- **THE TASK**
Gather all lines in the entries below that include the word "heading".
═══ SUPPLIED DATA
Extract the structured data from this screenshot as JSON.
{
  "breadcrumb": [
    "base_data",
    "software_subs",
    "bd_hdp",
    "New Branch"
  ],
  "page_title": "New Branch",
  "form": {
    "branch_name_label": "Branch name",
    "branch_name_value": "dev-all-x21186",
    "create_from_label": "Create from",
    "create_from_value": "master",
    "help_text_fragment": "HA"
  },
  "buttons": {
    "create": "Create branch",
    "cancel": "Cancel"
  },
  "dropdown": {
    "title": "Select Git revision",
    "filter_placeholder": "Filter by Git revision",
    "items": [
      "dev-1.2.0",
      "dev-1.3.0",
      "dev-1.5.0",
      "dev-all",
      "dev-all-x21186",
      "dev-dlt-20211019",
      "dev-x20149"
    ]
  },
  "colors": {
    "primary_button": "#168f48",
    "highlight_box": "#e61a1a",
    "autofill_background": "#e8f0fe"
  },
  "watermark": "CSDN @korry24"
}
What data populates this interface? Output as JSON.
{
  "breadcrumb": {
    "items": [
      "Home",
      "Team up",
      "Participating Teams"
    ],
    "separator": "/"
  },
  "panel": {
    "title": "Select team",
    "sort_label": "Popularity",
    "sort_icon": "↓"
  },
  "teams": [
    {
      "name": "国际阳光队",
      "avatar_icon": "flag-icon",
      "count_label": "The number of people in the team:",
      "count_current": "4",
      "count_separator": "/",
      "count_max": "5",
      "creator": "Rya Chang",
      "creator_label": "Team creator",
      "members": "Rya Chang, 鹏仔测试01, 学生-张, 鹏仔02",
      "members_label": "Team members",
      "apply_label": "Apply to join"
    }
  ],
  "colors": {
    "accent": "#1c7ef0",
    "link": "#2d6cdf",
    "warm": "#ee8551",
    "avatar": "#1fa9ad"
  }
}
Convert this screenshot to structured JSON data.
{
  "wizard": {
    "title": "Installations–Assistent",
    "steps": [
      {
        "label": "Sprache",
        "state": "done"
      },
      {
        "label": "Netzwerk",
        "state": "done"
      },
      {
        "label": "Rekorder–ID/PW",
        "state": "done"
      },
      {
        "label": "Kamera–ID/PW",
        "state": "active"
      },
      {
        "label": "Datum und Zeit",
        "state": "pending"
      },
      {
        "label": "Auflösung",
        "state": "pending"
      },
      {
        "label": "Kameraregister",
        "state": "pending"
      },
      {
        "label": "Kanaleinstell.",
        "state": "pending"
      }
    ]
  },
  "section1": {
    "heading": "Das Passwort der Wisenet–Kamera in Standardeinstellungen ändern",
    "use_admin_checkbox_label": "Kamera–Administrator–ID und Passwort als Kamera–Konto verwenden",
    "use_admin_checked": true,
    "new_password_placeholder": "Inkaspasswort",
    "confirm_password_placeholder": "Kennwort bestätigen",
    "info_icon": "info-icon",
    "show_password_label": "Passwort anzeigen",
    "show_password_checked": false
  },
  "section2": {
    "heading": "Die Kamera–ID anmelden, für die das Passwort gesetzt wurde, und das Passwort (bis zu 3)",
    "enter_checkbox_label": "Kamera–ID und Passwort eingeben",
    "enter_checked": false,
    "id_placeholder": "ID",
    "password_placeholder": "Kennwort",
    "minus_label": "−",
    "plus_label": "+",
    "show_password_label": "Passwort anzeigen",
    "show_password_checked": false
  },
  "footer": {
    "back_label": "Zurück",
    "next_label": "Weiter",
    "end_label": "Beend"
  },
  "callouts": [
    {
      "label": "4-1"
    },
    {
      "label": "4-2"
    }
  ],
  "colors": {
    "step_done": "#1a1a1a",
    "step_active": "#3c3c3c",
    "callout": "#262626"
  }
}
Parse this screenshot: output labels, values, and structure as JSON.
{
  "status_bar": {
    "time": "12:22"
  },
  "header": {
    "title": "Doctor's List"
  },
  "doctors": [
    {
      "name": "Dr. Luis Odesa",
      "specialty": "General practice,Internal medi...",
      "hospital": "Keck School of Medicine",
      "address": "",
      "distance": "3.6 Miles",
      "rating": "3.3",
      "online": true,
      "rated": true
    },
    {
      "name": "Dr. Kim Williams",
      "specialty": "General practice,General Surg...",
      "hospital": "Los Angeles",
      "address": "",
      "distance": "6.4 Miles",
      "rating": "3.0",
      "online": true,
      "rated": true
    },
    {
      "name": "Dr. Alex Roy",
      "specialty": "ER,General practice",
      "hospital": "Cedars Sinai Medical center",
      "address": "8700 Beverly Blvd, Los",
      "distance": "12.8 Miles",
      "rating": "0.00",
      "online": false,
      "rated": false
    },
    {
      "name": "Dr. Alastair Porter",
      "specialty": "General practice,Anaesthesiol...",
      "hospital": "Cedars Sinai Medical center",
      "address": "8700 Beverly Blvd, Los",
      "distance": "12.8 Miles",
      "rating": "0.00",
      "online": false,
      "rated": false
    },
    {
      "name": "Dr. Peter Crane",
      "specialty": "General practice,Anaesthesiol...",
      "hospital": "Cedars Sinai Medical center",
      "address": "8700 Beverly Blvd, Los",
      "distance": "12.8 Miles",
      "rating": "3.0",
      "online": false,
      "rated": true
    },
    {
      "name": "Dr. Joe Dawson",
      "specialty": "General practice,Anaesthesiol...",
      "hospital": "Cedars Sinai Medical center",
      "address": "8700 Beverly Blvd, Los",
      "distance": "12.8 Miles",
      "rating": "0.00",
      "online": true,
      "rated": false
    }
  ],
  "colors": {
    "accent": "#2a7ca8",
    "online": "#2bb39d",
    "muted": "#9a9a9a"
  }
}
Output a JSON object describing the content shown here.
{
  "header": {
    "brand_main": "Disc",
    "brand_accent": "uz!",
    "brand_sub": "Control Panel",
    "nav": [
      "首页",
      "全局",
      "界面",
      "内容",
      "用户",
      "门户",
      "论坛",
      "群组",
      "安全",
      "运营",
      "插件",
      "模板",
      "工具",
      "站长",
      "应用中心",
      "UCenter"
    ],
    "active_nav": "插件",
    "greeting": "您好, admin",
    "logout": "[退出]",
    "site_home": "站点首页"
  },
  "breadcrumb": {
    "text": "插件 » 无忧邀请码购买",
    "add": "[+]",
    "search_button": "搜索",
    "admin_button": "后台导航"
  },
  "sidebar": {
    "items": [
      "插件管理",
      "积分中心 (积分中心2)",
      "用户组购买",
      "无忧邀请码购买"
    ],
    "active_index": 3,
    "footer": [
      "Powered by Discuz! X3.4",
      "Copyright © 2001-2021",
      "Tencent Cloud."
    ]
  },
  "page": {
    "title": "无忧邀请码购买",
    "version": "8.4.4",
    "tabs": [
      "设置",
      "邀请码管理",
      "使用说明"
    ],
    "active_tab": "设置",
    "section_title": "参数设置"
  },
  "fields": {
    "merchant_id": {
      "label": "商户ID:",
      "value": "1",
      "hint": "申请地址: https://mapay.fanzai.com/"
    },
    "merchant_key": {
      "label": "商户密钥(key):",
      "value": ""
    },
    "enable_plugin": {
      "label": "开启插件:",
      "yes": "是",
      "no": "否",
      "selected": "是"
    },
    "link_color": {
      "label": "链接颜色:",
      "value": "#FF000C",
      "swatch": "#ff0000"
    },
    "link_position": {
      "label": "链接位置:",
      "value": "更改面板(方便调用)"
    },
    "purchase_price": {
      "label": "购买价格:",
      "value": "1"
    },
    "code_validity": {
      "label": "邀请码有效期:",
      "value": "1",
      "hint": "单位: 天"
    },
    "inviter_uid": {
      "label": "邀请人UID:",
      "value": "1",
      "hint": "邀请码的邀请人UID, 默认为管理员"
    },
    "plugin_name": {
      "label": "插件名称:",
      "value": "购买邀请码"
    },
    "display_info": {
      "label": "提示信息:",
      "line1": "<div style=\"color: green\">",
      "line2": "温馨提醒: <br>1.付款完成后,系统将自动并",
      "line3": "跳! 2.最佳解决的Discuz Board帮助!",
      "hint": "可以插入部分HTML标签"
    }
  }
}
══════
- **ANSWER BOX**
    "heading": "Das Passwort der Wisenet–Kamera in Standardeinstellungen ändern",
    "heading": "Die Kamera–ID anmelden, für die das Passwort gesetzt wurde, und das Passwort (bis zu 3)",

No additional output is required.